Using the entries below, copy out all lines where "name" is found.

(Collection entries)
*** Block opens ***
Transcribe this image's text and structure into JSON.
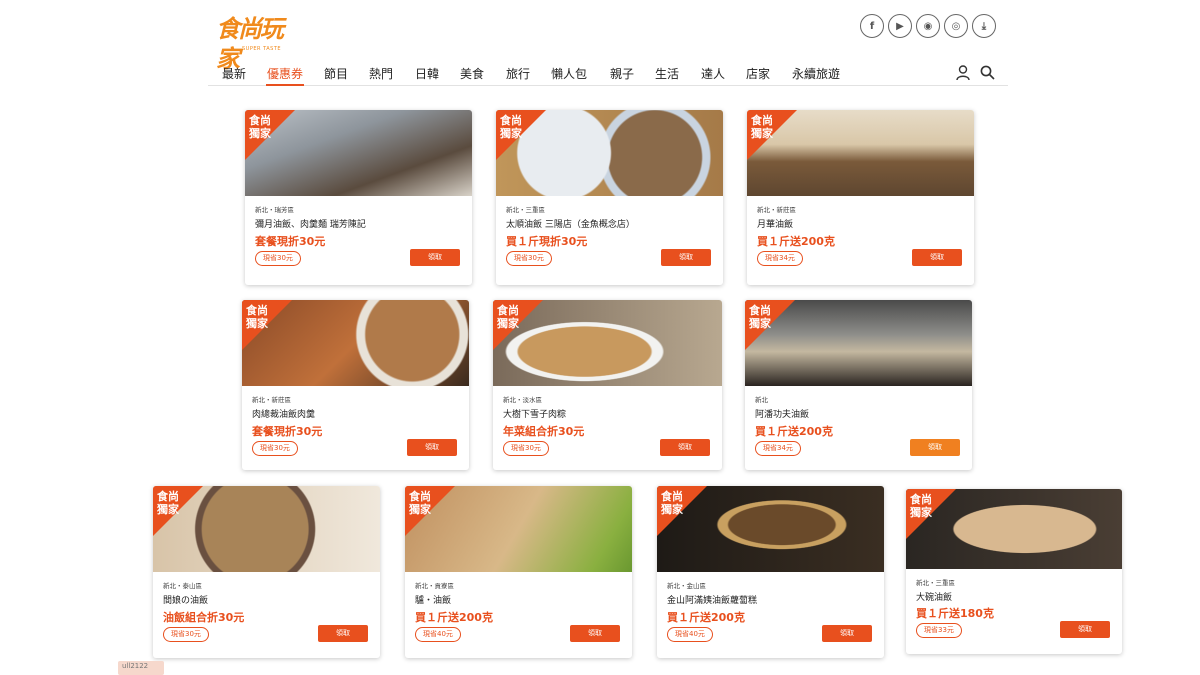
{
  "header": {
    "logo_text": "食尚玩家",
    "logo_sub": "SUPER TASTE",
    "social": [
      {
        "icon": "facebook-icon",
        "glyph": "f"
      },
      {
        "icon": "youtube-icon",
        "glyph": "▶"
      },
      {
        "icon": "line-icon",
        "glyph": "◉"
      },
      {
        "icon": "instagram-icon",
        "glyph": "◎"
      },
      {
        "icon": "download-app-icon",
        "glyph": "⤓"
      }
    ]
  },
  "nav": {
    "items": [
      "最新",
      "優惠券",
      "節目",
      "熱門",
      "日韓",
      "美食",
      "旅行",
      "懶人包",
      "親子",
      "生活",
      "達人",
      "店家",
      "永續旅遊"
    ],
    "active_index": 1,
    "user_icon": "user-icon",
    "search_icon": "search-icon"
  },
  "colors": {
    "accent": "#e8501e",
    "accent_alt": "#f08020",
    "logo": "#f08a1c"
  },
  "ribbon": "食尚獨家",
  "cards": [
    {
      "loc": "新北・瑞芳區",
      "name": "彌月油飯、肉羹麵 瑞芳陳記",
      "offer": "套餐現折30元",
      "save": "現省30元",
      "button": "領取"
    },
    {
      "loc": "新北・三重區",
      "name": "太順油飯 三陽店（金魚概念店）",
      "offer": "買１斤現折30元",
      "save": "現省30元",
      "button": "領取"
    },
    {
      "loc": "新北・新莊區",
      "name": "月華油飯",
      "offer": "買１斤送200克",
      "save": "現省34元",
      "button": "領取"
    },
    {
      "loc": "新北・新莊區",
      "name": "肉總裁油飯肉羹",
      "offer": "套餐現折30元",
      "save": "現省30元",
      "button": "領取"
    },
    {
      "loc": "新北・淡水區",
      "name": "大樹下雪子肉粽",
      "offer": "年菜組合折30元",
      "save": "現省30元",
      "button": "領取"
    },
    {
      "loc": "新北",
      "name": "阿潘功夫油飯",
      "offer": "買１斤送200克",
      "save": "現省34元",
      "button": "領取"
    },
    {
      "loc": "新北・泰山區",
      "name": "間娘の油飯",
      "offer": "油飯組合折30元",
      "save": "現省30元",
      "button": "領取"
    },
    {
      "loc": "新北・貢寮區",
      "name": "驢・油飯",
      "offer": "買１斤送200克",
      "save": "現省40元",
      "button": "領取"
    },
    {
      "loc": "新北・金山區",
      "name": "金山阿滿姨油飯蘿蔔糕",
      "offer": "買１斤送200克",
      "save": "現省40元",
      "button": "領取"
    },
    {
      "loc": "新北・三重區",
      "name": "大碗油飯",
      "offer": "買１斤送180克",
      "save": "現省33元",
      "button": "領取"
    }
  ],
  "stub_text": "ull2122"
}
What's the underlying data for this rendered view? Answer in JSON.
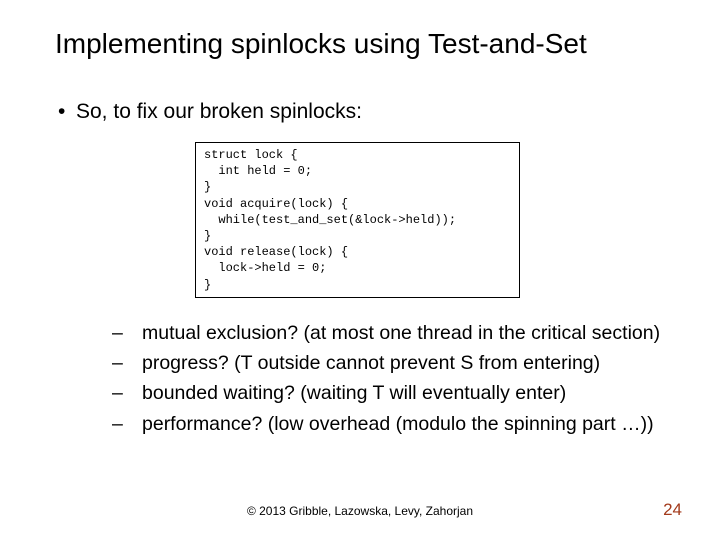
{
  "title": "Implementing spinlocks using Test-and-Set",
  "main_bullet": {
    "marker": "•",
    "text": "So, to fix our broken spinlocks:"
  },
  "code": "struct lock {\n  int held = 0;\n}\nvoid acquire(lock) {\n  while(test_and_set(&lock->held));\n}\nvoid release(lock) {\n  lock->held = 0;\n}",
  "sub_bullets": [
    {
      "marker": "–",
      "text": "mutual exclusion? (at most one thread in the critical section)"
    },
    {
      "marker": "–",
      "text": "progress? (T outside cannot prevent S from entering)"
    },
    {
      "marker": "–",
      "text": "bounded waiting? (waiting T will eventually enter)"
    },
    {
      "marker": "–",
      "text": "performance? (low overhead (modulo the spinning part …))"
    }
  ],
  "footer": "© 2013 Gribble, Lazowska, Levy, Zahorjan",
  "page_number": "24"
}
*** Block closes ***
_SOLVED EXERCISE_:
      "name": "彌月油飯、肉羹麵 瑞芳陳記",
      "name": "太順油飯 三陽店（金魚概念店）",
      "name": "月華油飯",
      "name": "肉總裁油飯肉羹",
      "name": "大樹下雪子肉粽",
      "name": "阿潘功夫油飯",
      "name": "間娘の油飯",
      "name": "驢・油飯",
      "name": "金山阿滿姨油飯蘿蔔糕",
      "name": "大碗油飯",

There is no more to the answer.